When I was right in the height of all this, I noticed I looked at people differently. I thought the best of them and liked them immediately without reservation; gave them the benefit of the doubt, almost like a spiritual love without condition. In this grief, God was rewiring my heart. Maybe I was seeing others more like He did; that was what it felt like. But there’s no question I now move toward helping others when before I would’ve shied away. I believe this is one huge reason God allows pain and suffering: It is for our growth. There were many areas where I needed to learn submission to His will to develop into who I think He wants me to be. But the catalyst for considerable growth was a considerable discomfort. We’re on a journey for growth here, and we must experience pain to grow. The pain is an attention-getter; it causes us to recoil and reset our thinking. Through physical and emotional setbacks, we move closer to God- seeing, feeling, and wanting more of Him. Pain moves us toward Him, and extreme pain has us living with Him. At least it did me until I could walk again, until I could be somewhat whole. I came out of it better for the experience. It was part of His plan perfectly tailored for my growth.
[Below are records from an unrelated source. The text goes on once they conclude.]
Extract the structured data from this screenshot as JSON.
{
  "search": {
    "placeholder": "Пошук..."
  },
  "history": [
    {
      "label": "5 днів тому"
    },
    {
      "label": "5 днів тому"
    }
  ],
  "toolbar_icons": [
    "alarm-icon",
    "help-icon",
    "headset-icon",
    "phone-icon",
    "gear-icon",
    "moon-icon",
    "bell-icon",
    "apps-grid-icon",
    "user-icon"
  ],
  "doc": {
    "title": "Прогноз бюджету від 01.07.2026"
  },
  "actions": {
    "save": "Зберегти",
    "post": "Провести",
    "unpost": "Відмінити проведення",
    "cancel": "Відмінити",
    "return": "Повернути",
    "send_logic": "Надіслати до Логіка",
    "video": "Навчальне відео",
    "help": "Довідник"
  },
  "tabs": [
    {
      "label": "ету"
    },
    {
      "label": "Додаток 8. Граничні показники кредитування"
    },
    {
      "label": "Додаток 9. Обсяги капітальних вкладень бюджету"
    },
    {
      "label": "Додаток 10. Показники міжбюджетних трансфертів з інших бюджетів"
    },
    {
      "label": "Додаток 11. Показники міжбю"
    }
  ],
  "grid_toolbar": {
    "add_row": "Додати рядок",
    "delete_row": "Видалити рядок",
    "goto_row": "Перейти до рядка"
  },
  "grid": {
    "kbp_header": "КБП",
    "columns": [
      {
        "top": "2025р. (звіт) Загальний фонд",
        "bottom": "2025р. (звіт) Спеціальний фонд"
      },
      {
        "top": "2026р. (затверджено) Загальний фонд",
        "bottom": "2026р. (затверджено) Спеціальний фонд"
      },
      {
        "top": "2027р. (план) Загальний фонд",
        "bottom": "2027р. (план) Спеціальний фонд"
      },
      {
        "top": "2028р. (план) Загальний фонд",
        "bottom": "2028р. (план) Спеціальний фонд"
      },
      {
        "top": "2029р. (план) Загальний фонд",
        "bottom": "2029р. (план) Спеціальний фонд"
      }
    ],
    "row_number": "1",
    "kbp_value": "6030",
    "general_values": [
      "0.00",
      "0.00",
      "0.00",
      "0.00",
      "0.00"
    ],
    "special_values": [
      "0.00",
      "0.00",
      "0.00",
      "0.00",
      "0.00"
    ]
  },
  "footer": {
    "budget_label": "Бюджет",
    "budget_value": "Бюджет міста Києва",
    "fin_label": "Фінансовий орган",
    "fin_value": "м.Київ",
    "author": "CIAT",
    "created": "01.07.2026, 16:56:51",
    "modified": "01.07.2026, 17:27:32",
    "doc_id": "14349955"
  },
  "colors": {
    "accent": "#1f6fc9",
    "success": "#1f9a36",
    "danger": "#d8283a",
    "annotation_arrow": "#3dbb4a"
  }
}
One takeaway from all this for me is: When a serious trial happens to you, I don’t think you question or fight it. I think you lean into Him and let the Spirit guide you. Listen intently to that small voice that nudges us. Respond to the nudges, keep reaching for Him. Let Him take you through the trials of the season and help you with His plan specifically designed for you. I know that may be hard to do, and I sure don’t totally understand it. But I know that when He allows the pain and suffering, it is with a greater knowledge in view of more wonderful joys to come than we could ever comprehend as we move closer to Him. Flowing out of that truth, another takeaway for me is to be careful with judgment of the Creator. This was a struggle for my own 74-year-old (at the time) father when Karras died. He asked me why God would allow this. I couldn’t articulate it very well, but my simple, unthoughtful immediate response was because God knew it was the right thing to do. After research, thoughtful examination, and listening to the whispers of the Holy Spirit, my response would now be, ‘He allows pain and suffering because He IS a kind and loving God.’ I am 100% sure of our Creator and His love for us. My life has been created for me by Him and it is perfectly suited for what I need (Romans 8:18). The harder acknowledgement is that my daughter’s life was perfect for her also. I am blessed beyond measure in that knowledge. Because of pain, I am a better soul.